## What this task involves
Would you write out the full listing exactly, without any pictures?
___
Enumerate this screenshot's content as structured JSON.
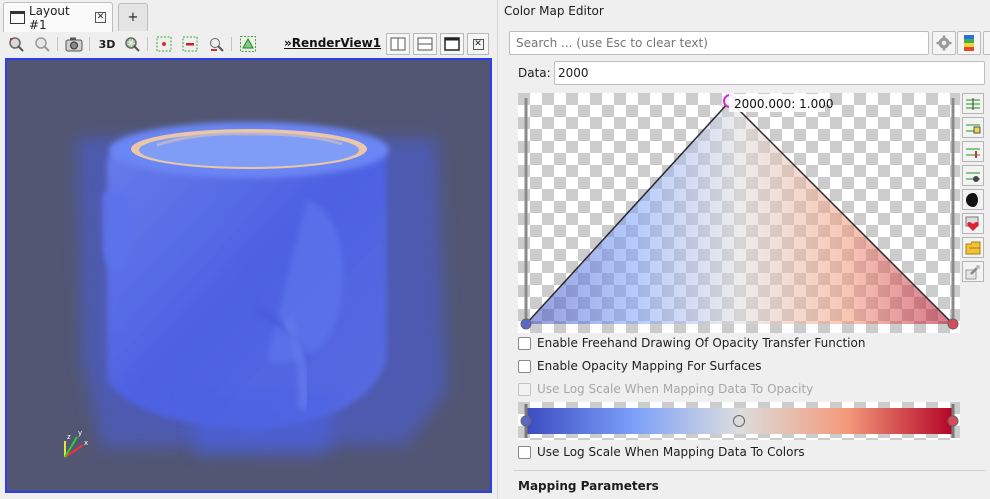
{
  "layout": {
    "tab_label": "Layout #1",
    "add_tab_label": "+",
    "toolbar": {
      "three_d_label": "3D",
      "render_view_prefix": "»",
      "render_view_name": "RenderView1"
    }
  },
  "render_view": {
    "background_color": "#525673",
    "border_color": "#2b3ff0",
    "axes": {
      "x": "x",
      "y": "y",
      "z": "z"
    }
  },
  "color_map_editor": {
    "title": "Color Map Editor",
    "search_placeholder": "Search ... (use Esc to clear text)",
    "data_label": "Data:",
    "data_value": "2000",
    "opacity_point_tooltip": "2000.000: 1.000",
    "opacity_function": [
      {
        "x": 0.0,
        "opacity": 0.0
      },
      {
        "x": 0.487,
        "opacity": 1.0
      },
      {
        "x": 1.0,
        "opacity": 0.0
      }
    ],
    "colormap_stops": [
      {
        "pos": 0.0,
        "color": "#3b4cc0"
      },
      {
        "pos": 0.5,
        "color": "#dddddd"
      },
      {
        "pos": 1.0,
        "color": "#b40426"
      }
    ],
    "options": {
      "freehand": "Enable Freehand Drawing Of Opacity Transfer Function",
      "opacity_surfaces": "Enable Opacity Mapping For Surfaces",
      "log_opacity": "Use Log Scale When Mapping Data To Opacity",
      "log_colors": "Use Log Scale When Mapping Data To Colors"
    },
    "next_section": "Mapping Parameters"
  }
}
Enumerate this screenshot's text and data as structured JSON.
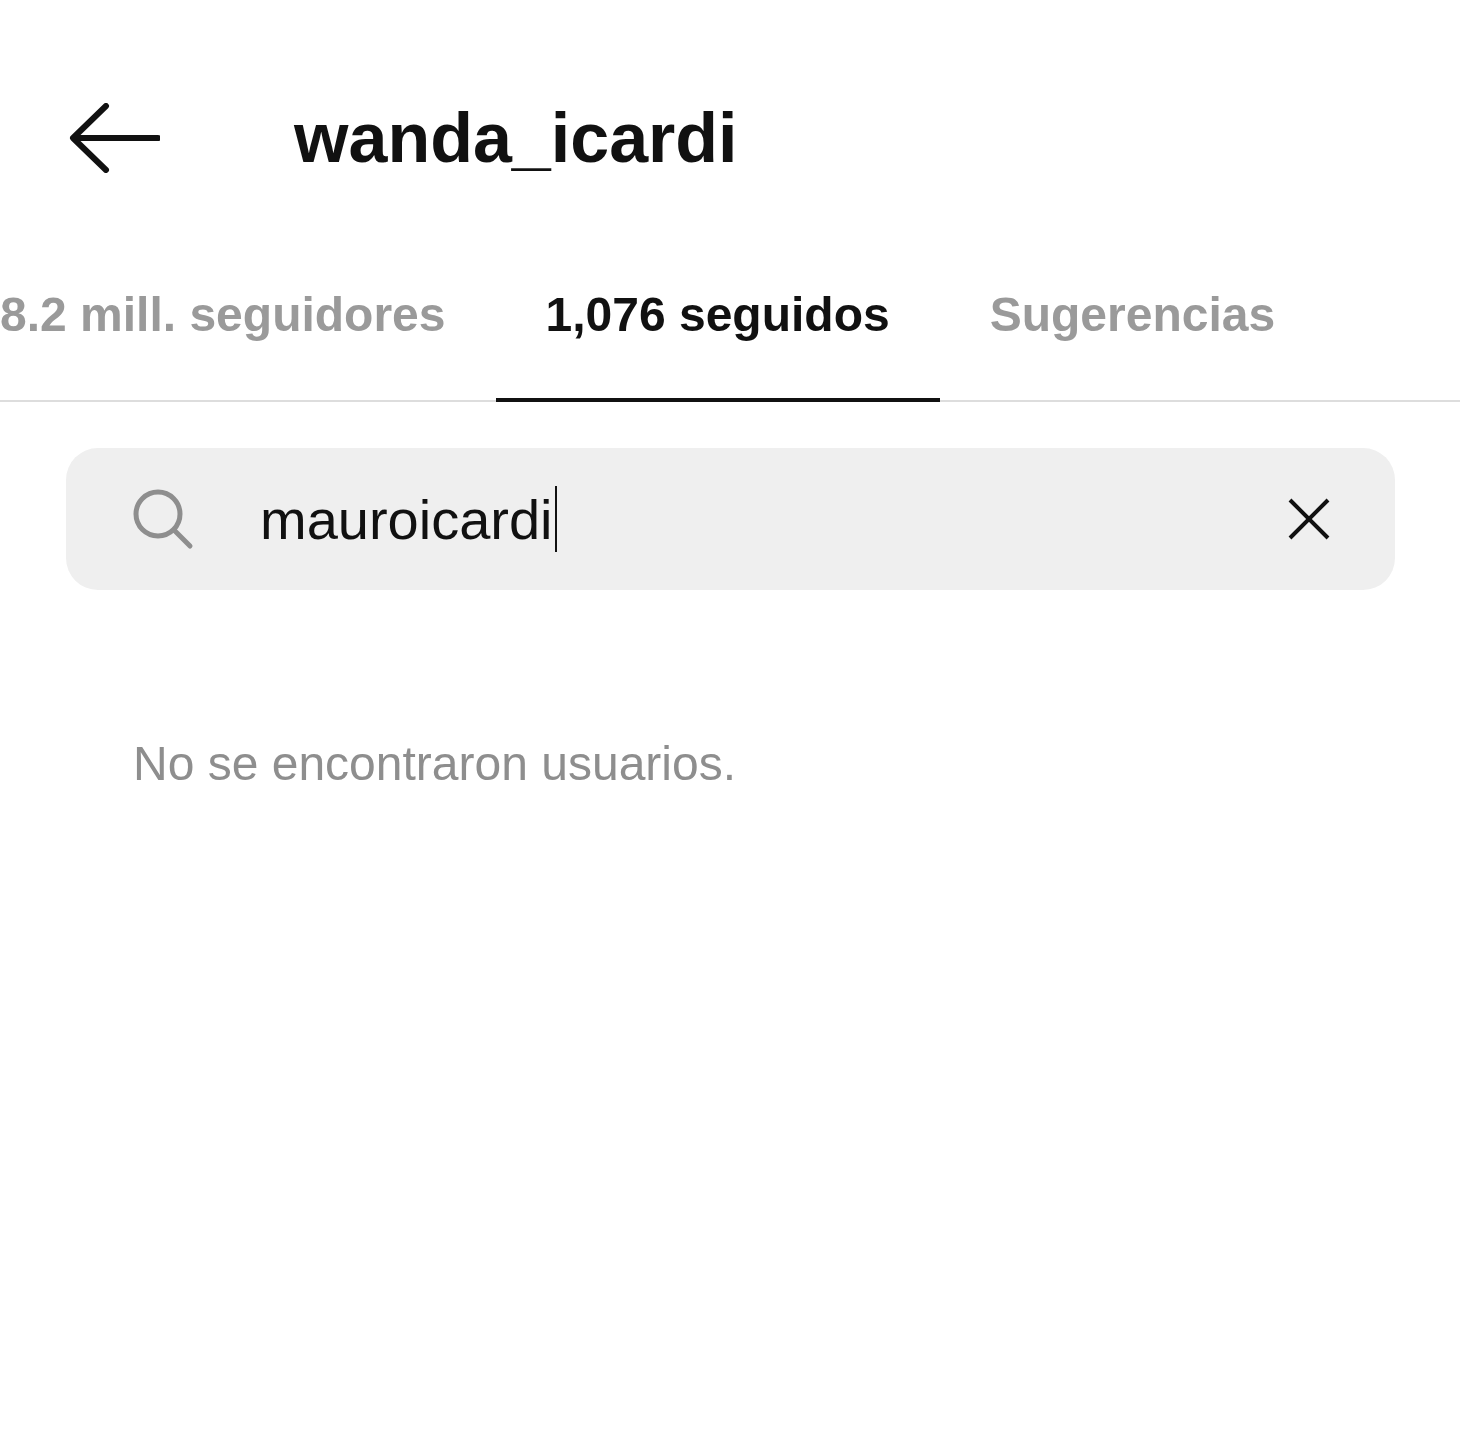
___
## Result of this task
Enumerate this screenshot's content as structured JSON.
{
  "layout": {
    "tab_label": "Layout #1",
    "add_tab_label": "+",
    "toolbar": {
      "three_d_label": "3D",
      "render_view_prefix": "»",
      "render_view_name": "RenderView1"
    }
  },
  "render_view": {
    "background_color": "#525673",
    "border_color": "#2b3ff0",
    "axes": {
      "x": "x",
      "y": "y",
      "z": "z"
    }
  },
  "color_map_editor": {
    "title": "Color Map Editor",
    "search_placeholder": "Search ... (use Esc to clear text)",
    "data_label": "Data:",
    "data_value": "2000",
    "opacity_point_tooltip": "2000.000: 1.000",
    "opacity_function": [
      {
        "x": 0.0,
        "opacity": 0.0
      },
      {
        "x": 0.487,
        "opacity": 1.0
      },
      {
        "x": 1.0,
        "opacity": 0.0
      }
    ],
    "colormap_stops": [
      {
        "pos": 0.0,
        "color": "#3b4cc0"
      },
      {
        "pos": 0.5,
        "color": "#dddddd"
      },
      {
        "pos": 1.0,
        "color": "#b40426"
      }
    ],
    "options": {
      "freehand": "Enable Freehand Drawing Of Opacity Transfer Function",
      "opacity_surfaces": "Enable Opacity Mapping For Surfaces",
      "log_opacity": "Use Log Scale When Mapping Data To Opacity",
      "log_colors": "Use Log Scale When Mapping Data To Colors"
    },
    "next_section": "Mapping Parameters"
  }
}
Enumerate this screenshot's text and data as structured JSON.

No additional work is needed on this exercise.